Rogers, who was signed to Dreamworks at the time, was moved by the honesty and vulnerability in Feeny's voice and lyrics. His career having been caught in an eddy of corporate takeovers for a numbers of years, Rogers himself was emotionally raw at the time. "It really felt like she was singing what was going on in my head," he says.
The two teamed up to make Feeny's second album in Rogers' native England, and in the process, they fell in love. But in the early months of working together, that outcome would have seemed impossible to an onlooker, and especially to the couple themselves.

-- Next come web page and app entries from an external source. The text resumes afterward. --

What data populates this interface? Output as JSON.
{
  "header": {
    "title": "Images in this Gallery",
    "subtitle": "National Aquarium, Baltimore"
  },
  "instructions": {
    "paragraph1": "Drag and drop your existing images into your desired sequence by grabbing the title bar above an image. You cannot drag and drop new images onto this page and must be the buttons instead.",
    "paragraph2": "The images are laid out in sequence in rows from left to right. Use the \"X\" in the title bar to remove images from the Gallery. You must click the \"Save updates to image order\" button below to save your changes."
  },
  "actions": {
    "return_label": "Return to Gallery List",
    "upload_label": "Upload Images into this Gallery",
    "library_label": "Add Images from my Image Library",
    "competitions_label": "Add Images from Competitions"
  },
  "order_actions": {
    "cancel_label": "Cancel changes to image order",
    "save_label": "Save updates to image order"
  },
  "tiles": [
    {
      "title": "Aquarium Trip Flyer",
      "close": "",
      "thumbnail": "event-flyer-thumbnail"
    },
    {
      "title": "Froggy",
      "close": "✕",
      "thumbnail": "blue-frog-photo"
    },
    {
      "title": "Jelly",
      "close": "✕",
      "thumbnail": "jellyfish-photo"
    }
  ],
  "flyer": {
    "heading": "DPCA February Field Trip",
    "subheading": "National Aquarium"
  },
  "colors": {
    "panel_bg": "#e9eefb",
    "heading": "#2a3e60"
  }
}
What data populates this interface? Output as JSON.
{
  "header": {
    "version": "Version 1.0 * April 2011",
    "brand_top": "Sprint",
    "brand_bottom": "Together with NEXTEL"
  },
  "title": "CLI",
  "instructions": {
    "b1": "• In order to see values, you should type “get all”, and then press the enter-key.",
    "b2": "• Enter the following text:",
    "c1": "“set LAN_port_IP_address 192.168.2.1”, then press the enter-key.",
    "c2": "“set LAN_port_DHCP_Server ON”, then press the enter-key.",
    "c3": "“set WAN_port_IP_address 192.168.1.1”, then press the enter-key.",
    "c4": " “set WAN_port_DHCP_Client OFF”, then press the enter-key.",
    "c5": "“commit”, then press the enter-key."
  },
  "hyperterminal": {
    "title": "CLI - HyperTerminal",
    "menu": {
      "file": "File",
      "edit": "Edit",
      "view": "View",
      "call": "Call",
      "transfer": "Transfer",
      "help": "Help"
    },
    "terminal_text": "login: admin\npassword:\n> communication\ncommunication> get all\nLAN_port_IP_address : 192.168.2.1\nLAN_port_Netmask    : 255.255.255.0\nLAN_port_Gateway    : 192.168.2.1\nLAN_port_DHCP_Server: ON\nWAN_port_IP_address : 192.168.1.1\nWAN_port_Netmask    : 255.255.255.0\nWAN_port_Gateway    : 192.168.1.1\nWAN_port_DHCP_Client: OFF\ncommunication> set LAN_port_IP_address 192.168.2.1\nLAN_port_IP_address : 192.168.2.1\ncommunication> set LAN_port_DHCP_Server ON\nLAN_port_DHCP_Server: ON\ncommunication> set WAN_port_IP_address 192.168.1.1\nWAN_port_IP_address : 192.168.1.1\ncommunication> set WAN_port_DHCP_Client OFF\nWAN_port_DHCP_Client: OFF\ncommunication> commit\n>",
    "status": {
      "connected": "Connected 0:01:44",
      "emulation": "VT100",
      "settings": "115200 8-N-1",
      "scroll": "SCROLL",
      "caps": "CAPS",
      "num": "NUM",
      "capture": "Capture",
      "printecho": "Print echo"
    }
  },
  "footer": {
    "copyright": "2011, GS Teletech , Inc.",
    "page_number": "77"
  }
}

"We argued constantly," says Feeny. "We were coming from very different places creatively, at the time." But with patience and communication -- and the genuine friendship that was developing between the two, despite differences -- Feeny and Rogers eked out a commonality and a mutual respect that became the foundation of COME GATHER ROUND US.
When Feeny's relationship with record company EMI ended in 2008, the couple decided on a fresh start in the Northwest of the US. They met guitarist Jon Neufeld (Black Prairie, Jackstraw) and multi-instrumentalist/singer-songwriter Mike Danner (Trashcan Joe) soon after arriving in Portland.
Both players were busy with several projects at the time, but they were intrigued by the music and the ethic behind it -- COME GATHER ROUND US was a band that would be about raw creation rather than polish, content over style. They recorded the album "Remember Where You Are" in a day-long live session just weeks after their first rehearsal and sold more than a thousand copies of the hand-made edition in homes and venues all over the US, Europe and Mexico.
The band's second album has had a bit more breathing room. The four recorded it in Portland with a small studio audience in the Autumn of 2009, but Rogers' burgeoning Stateside production career meant that the mixing wasn't to happen until Summer of 2010. When the band came back to the recordings after months away, ideas came thick and fast about what might enhance them.
"We used a lot of restraint," says Rogers. "We had met so many exciting players in Portland, but we wanted to add one strong element to each song, not six." "We kept it simple," says Feeny. "We'd both been down that other road, and this was about exploring something different -- making more with less."
Look for the new album ("Despair?") in Fall 2010 at independent retailers. Keep an eye out for the band as well -- they might be in a venue down the road, or even closer -- they might be playing in your livingroom. On tour Fall 2010 -- England, Continental Europe, and Winter/Spring 2011 -- United States.